### Exercise instructions
Repeat the entries exactly. Leave nothing out.

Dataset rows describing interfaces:
======

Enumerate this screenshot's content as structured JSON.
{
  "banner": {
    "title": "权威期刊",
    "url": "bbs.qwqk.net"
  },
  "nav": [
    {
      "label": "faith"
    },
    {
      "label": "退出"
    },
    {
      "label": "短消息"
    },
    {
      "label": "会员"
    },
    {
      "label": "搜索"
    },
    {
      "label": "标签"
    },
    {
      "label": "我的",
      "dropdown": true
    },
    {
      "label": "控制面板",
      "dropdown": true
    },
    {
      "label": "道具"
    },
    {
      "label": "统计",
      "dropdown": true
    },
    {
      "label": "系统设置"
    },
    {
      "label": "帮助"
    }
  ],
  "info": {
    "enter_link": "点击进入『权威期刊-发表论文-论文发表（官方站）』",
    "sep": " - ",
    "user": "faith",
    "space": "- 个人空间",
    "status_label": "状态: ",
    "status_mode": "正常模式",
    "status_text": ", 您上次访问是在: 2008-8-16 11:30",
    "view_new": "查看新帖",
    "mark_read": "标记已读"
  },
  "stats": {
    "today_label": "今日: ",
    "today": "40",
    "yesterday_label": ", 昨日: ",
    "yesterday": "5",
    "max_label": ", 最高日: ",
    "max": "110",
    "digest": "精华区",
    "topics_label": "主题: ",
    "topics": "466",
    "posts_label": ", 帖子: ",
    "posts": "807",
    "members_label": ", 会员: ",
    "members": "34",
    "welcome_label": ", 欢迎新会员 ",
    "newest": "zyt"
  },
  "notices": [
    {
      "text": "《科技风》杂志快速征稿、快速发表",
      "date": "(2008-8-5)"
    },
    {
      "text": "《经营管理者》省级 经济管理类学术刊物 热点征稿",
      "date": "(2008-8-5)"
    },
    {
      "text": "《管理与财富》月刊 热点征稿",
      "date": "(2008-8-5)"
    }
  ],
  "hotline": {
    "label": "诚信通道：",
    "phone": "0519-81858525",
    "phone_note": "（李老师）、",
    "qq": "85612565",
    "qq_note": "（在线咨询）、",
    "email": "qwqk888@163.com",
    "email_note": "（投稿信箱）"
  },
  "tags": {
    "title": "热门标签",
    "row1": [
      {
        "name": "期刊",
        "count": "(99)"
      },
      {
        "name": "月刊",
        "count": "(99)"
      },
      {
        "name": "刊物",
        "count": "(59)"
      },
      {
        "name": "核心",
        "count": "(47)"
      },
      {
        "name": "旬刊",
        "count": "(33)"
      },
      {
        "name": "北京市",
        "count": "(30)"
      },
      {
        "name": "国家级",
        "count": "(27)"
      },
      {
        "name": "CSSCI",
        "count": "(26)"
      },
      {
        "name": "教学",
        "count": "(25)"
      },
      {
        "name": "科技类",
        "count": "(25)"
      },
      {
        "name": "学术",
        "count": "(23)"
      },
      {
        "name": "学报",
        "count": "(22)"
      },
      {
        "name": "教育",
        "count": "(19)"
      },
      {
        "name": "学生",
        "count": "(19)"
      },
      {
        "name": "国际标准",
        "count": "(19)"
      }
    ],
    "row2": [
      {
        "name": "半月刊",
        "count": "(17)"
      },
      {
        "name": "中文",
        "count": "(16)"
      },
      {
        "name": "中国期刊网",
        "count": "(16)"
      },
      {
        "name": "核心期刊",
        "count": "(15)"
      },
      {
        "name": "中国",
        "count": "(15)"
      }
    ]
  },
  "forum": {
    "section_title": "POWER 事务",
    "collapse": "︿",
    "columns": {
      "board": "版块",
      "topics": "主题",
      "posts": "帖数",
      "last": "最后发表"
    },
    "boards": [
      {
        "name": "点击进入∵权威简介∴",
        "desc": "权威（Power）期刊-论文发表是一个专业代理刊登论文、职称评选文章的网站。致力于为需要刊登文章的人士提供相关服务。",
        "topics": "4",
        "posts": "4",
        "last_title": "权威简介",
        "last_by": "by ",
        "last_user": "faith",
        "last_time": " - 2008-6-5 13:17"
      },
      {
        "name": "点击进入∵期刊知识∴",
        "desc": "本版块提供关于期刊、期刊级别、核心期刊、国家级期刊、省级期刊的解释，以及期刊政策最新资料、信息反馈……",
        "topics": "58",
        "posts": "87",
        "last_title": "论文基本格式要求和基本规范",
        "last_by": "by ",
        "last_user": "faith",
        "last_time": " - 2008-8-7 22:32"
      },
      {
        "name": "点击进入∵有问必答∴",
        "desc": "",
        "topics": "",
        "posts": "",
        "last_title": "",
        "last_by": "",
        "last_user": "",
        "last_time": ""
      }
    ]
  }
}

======

### Answer section
Enumerate this screenshot's content as structured JSON.
{
  "banner": {
    "title": "权威期刊",
    "url": "bbs.qwqk.net"
  },
  "nav": [
    {
      "label": "faith"
    },
    {
      "label": "退出"
    },
    {
      "label": "短消息"
    },
    {
      "label": "会员"
    },
    {
      "label": "搜索"
    },
    {
      "label": "标签"
    },
    {
      "label": "我的",
      "dropdown": true
    },
    {
      "label": "控制面板",
      "dropdown": true
    },
    {
      "label": "道具"
    },
    {
      "label": "统计",
      "dropdown": true
    },
    {
      "label": "系统设置"
    },
    {
      "label": "帮助"
    }
  ],
  "info": {
    "enter_link": "点击进入『权威期刊-发表论文-论文发表（官方站）』",
    "sep": " - ",
    "user": "faith",
    "space": "- 个人空间",
    "status_label": "状态: ",
    "status_mode": "正常模式",
    "status_text": ", 您上次访问是在: 2008-8-16 11:30",
    "view_new": "查看新帖",
    "mark_read": "标记已读"
  },
  "stats": {
    "today_label": "今日: ",
    "today": "40",
    "yesterday_label": ", 昨日: ",
    "yesterday": "5",
    "max_label": ", 最高日: ",
    "max": "110",
    "digest": "精华区",
    "topics_label": "主题: ",
    "topics": "466",
    "posts_label": ", 帖子: ",
    "posts": "807",
    "members_label": ", 会员: ",
    "members": "34",
    "welcome_label": ", 欢迎新会员 ",
    "newest": "zyt"
  },
  "notices": [
    {
      "text": "《科技风》杂志快速征稿、快速发表",
      "date": "(2008-8-5)"
    },
    {
      "text": "《经营管理者》省级 经济管理类学术刊物 热点征稿",
      "date": "(2008-8-5)"
    },
    {
      "text": "《管理与财富》月刊 热点征稿",
      "date": "(2008-8-5)"
    }
  ],
  "hotline": {
    "label": "诚信通道：",
    "phone": "0519-81858525",
    "phone_note": "（李老师）、",
    "qq": "85612565",
    "qq_note": "（在线咨询）、",
    "email": "qwqk888@163.com",
    "email_note": "（投稿信箱）"
  },
  "tags": {
    "title": "热门标签",
    "row1": [
      {
        "name": "期刊",
        "count": "(99)"
      },
      {
        "name": "月刊",
        "count": "(99)"
      },
      {
        "name": "刊物",
        "count": "(59)"
      },
      {
        "name": "核心",
        "count": "(47)"
      },
      {
        "name": "旬刊",
        "count": "(33)"
      },
      {
        "name": "北京市",
        "count": "(30)"
      },
      {
        "name": "国家级",
        "count": "(27)"
      },
      {
        "name": "CSSCI",
        "count": "(26)"
      },
      {
        "name": "教学",
        "count": "(25)"
      },
      {
        "name": "科技类",
        "count": "(25)"
      },
      {
        "name": "学术",
        "count": "(23)"
      },
      {
        "name": "学报",
        "count": "(22)"
      },
      {
        "name": "教育",
        "count": "(19)"
      },
      {
        "name": "学生",
        "count": "(19)"
      },
      {
        "name": "国际标准",
        "count": "(19)"
      }
    ],
    "row2": [
      {
        "name": "半月刊",
        "count": "(17)"
      },
      {
        "name": "中文",
        "count": "(16)"
      },
      {
        "name": "中国期刊网",
        "count": "(16)"
      },
      {
        "name": "核心期刊",
        "count": "(15)"
      },
      {
        "name": "中国",
        "count": "(15)"
      }
    ]
  },
  "forum": {
    "section_title": "POWER 事务",
    "collapse": "︿",
    "columns": {
      "board": "版块",
      "topics": "主题",
      "posts": "帖数",
      "last": "最后发表"
    },
    "boards": [
      {
        "name": "点击进入∵权威简介∴",
        "desc": "权威（Power）期刊-论文发表是一个专业代理刊登论文、职称评选文章的网站。致力于为需要刊登文章的人士提供相关服务。",
        "topics": "4",
        "posts": "4",
        "last_title": "权威简介",
        "last_by": "by ",
        "last_user": "faith",
        "last_time": " - 2008-6-5 13:17"
      },
      {
        "name": "点击进入∵期刊知识∴",
        "desc": "本版块提供关于期刊、期刊级别、核心期刊、国家级期刊、省级期刊的解释，以及期刊政策最新资料、信息反馈……",
        "topics": "58",
        "posts": "87",
        "last_title": "论文基本格式要求和基本规范",
        "last_by": "by ",
        "last_user": "faith",
        "last_time": " - 2008-8-7 22:32"
      },
      {
        "name": "点击进入∵有问必答∴",
        "desc": "",
        "topics": "",
        "posts": "",
        "last_title": "",
        "last_by": "",
        "last_user": "",
        "last_time": ""
      }
    ]
  }
}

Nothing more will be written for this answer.